The 2012 crop of Home Channel News Hardware Store All-Stars marks the second year of the state-by-state accounting of high-performance retailers. The common theme of “excellent customer service” runs through the entire list, but that’s just the beginning.
Here are the honorees from Connecticut, Delaware and Florida:
Washington Supply Co.
Washington Depot, Conn.
Visitors to Washington Supply Co. can monitor the operation’s energy generation and consumption in real time using a 32-in. touchscreen display in the front of the store. Or they can watch the building’s solar photovoltaic system do its thing by clicking a link on the retailer’s website. The $50,000 investment, now 2 years old, generates about one-third of the home center’s energy needs. But the PV system has also drawn visiting dignitaries, eco-tourists and customers interested in buying installed solar panels. It’s positioned Washington Supply as the place to go for green products and building materials in western Connecticut.
Best Ace Hardware
Best Ace hardware has grown from its general store roots to a chain of five Delaware hardware stores with strong niches in lawn and garden and wild bird. So strong, in fact, that the stores offer their own custom-mixed bird seed, Tom Best’s Choice. An emergency roof repair project in 2010 forced the company to rethink its design. “The silver lining was we tried some new things, and we’ve enjoyed success,” said Andrew Best, great-grandson of the founder.

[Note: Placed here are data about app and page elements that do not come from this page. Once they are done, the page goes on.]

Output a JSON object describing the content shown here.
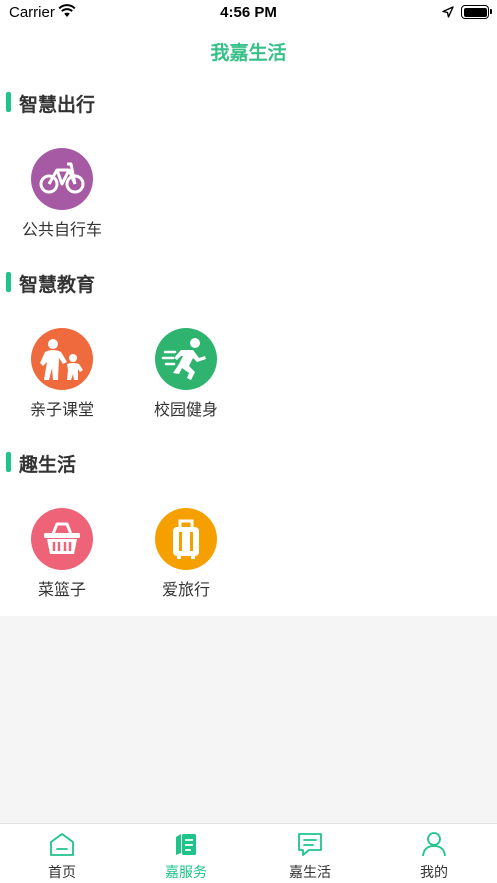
{
  "status_bar": {
    "carrier": "Carrier",
    "time": "4:56 PM"
  },
  "nav": {
    "title": "我嘉生活"
  },
  "sections": [
    {
      "title": "智慧出行",
      "items": [
        {
          "label": "公共自行车",
          "icon": "bicycle-icon",
          "color": "#a75aa4"
        }
      ]
    },
    {
      "title": "智慧教育",
      "items": [
        {
          "label": "亲子课堂",
          "icon": "parent-child-icon",
          "color": "#ef6b3d"
        },
        {
          "label": "校园健身",
          "icon": "running-icon",
          "color": "#2fb46f"
        }
      ]
    },
    {
      "title": "趣生活",
      "items": [
        {
          "label": "菜篮子",
          "icon": "basket-icon",
          "color": "#ef6378"
        },
        {
          "label": "爱旅行",
          "icon": "suitcase-icon",
          "color": "#f6a000"
        }
      ]
    }
  ],
  "tabs": [
    {
      "label": "首页",
      "icon": "home-icon",
      "active": false
    },
    {
      "label": "嘉服务",
      "icon": "service-book-icon",
      "active": true
    },
    {
      "label": "嘉生活",
      "icon": "chat-icon",
      "active": false
    },
    {
      "label": "我的",
      "icon": "user-icon",
      "active": false
    }
  ],
  "colors": {
    "accent": "#1ec48a",
    "title": "#38c089",
    "background": "#f5f5f5"
  }
}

When owner Bill Pastermack first brought fishing equipment into his store on Florida’s space coast, the idea was to take advantage of wholesale pricing for his own excursions. His passion for fishing has helped create a destination niche for sportsmen as far away as Orlando. Fishing for niches such as pet, paint and even sunglasses is a passion for Ace Hardware of Titusville. The latest: a standalone surf shop called Go Native.